__AIM OF THE EXERCISE__: For the string "JSON", state how many lines of the data hold it. Give nothing besides the number.

(Stored dataset items)
━━━━━━━━━━

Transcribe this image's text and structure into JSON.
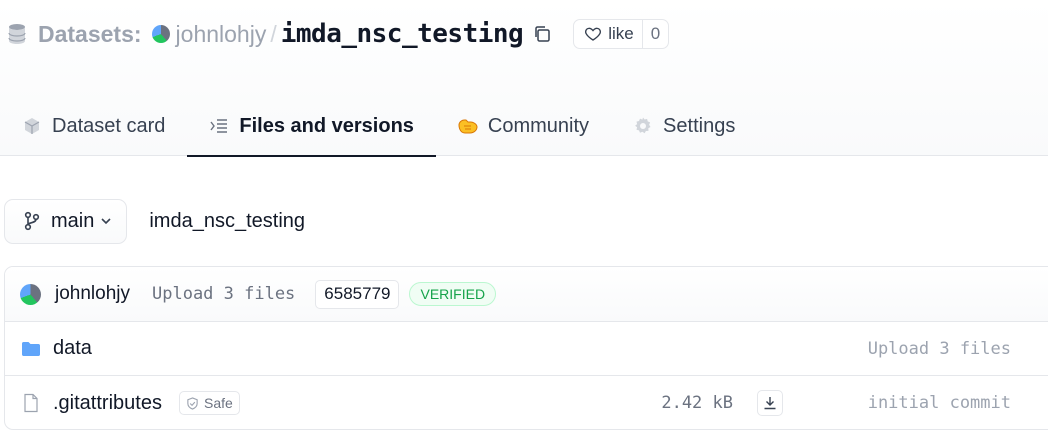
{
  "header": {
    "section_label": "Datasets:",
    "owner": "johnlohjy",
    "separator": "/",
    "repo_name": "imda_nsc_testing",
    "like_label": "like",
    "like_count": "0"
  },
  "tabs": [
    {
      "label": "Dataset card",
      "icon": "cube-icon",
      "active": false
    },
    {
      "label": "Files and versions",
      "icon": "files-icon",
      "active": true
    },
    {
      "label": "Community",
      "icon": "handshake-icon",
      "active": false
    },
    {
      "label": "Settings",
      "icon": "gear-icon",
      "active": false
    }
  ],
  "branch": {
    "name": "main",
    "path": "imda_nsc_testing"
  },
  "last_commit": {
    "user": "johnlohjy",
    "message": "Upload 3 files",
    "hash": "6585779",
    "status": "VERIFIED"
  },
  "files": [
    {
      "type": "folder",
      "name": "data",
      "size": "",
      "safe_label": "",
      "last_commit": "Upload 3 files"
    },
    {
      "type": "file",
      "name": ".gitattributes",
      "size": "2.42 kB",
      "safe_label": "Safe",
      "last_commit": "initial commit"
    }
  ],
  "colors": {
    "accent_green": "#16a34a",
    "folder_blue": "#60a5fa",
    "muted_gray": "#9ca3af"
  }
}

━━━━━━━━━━

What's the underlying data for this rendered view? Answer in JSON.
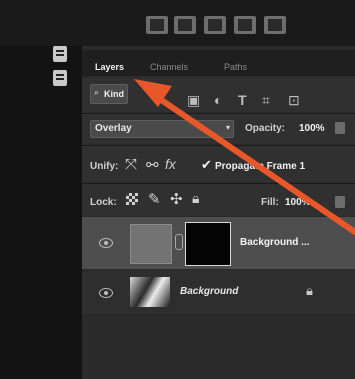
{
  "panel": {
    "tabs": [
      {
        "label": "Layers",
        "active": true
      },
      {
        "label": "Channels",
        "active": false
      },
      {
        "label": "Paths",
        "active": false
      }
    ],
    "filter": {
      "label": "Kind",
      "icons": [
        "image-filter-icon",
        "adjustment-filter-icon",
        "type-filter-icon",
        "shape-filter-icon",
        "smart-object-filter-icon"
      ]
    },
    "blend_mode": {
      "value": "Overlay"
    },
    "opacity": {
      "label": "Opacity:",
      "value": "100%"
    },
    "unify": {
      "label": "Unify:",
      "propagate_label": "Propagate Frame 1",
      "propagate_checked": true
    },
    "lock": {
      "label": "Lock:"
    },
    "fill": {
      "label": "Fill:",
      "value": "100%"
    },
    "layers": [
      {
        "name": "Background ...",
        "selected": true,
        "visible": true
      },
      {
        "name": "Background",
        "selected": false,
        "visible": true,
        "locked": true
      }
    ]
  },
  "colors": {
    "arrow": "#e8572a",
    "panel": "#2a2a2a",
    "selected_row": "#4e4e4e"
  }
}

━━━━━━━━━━

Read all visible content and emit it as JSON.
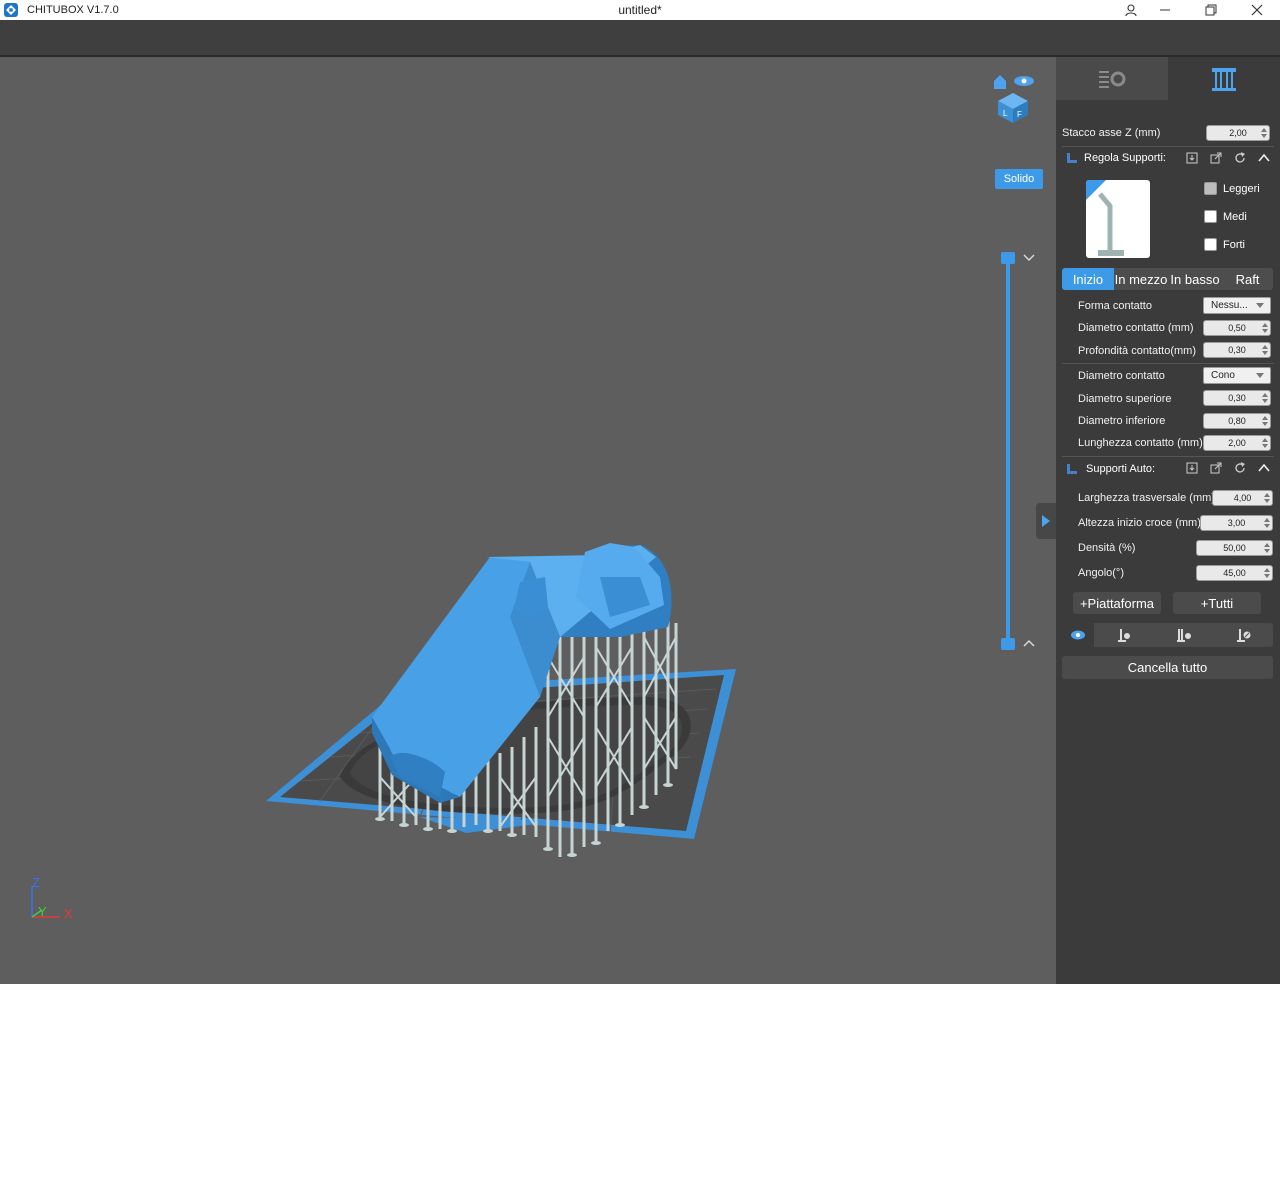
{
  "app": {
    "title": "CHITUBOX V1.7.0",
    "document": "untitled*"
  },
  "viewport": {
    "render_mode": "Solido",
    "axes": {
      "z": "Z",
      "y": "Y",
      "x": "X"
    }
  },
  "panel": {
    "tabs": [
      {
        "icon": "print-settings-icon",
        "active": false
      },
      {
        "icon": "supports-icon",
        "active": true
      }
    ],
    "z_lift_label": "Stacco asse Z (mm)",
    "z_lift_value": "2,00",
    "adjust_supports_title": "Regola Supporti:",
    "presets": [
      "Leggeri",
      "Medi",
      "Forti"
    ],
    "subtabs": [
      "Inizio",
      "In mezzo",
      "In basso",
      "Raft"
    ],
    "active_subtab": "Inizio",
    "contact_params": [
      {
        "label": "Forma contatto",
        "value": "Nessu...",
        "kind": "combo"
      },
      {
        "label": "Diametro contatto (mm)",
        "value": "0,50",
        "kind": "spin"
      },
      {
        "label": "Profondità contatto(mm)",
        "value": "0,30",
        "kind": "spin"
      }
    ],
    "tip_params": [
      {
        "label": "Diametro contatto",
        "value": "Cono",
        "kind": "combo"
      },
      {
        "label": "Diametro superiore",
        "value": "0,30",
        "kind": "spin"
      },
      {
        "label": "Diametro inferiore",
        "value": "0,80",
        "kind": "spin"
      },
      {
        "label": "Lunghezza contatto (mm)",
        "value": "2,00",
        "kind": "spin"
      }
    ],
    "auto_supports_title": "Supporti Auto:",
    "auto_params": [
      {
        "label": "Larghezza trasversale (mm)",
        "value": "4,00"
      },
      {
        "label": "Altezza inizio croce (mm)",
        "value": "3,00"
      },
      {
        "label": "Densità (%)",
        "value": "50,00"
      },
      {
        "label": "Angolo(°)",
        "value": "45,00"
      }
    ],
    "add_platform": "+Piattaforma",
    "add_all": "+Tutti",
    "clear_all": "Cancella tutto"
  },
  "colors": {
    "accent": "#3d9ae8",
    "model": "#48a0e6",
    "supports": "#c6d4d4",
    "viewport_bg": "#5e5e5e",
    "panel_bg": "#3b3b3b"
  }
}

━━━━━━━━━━

__RESULT FOR THIS TASK__: 3